Innovation | Collaboration | Environment | Our Work | 14 October 2021
The 2021 winners of the prestigious DfT Special Recognition awards were unveiled at this year's virtual Strictly Highways conference on 07 October.
22 September 2021 | Innovation | BY: Derby City Council
39 councils in England have been awarded a share of £15 million additional funding to upgrade and repair of traffic signals, with Derby City Council being one of 21 local authorities to receive the highest award of £500,000.
The extra money from the Department for Transport is part of this year’s Highway Maintenance settlement for English local authorities outside of London, and will be spent on supplementing existing local authority spending on the upgrade and maintenance of traffic signals and associated equipment and will be used to identify areas where we can improve traffic flow and therefore reduce air pollution and congestion.
The funding will be used to support programmes of work to March 2023.
All 121 English local authorities outside London were invited to register interest in the additional money, and more than 100 of them did so. Councils were asked to provide evidence of their current traffic signal maintenance policies and practices and required to detail their strategies and preparedness for future technology opportunities, along with any specific issues around maintenance needs and priorities.

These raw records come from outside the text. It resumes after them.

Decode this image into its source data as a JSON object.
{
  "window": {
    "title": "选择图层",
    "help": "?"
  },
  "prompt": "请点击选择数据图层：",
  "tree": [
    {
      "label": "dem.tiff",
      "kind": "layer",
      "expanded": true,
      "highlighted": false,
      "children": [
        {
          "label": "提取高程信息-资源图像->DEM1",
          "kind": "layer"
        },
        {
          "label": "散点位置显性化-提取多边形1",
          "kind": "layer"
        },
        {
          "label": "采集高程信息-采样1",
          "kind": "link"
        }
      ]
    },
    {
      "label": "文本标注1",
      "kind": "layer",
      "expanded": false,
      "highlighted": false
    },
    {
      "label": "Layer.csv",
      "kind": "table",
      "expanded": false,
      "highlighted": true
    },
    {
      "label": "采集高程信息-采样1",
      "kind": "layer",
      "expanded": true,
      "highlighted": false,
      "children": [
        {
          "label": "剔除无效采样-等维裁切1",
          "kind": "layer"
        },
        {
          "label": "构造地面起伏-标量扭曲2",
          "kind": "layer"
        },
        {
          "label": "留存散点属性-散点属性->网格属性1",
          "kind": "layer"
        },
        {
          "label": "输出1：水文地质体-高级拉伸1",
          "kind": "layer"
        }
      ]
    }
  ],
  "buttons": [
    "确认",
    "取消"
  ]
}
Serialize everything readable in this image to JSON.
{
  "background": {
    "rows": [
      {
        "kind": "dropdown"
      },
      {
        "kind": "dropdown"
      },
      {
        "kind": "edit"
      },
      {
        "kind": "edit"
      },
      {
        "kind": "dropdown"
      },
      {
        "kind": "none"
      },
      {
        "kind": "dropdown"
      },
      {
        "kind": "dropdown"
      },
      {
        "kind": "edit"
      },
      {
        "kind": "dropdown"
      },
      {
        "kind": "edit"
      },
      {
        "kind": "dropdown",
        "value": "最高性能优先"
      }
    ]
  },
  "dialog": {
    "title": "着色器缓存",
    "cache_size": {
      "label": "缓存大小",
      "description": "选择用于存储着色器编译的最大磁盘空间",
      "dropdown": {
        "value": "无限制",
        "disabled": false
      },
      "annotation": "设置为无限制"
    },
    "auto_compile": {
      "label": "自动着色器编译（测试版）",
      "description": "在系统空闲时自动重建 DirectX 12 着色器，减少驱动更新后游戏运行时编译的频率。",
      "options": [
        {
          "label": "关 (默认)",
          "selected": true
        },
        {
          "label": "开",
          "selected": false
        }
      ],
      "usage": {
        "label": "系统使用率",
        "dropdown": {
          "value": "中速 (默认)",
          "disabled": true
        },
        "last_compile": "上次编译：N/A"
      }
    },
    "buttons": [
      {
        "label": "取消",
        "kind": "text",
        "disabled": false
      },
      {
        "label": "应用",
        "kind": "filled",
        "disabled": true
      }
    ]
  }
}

The application process was overseen for the DfT by the Transport Technology Forum (TTF) and managed by the Local Council Roads Innovation Group (LCRIG) and their research has shown by upgrading to the latest technologies, which monitor traffic levels and alter signal timings accordingly, Councils can improve efficiency and reduce congestion and travel times.
The latest traffic signal technology also improves efficiency of the road network for other road users, providing better provision for pedestrians, cyclists and vulnerable road users as well as motor vehicles. This helps deliver key transport targets around active travel and air quality initiatives. It also provides a sound foundation for connected and future automated vehicles linking to signals.
Councillor Matthew Holmes, Cabinet Member for Regeneration, Decarbonisation & Strategic Planning & Transport and Deputy Leader of the Council said:
“This is a fantastic result for Derby allowing us to upgrade our traffic signal assets with the latest technology.
Ongoing maintenance of traffic signals is always a challenge but it is vital as we strive to improve road safety, congestion and our climate change goals”.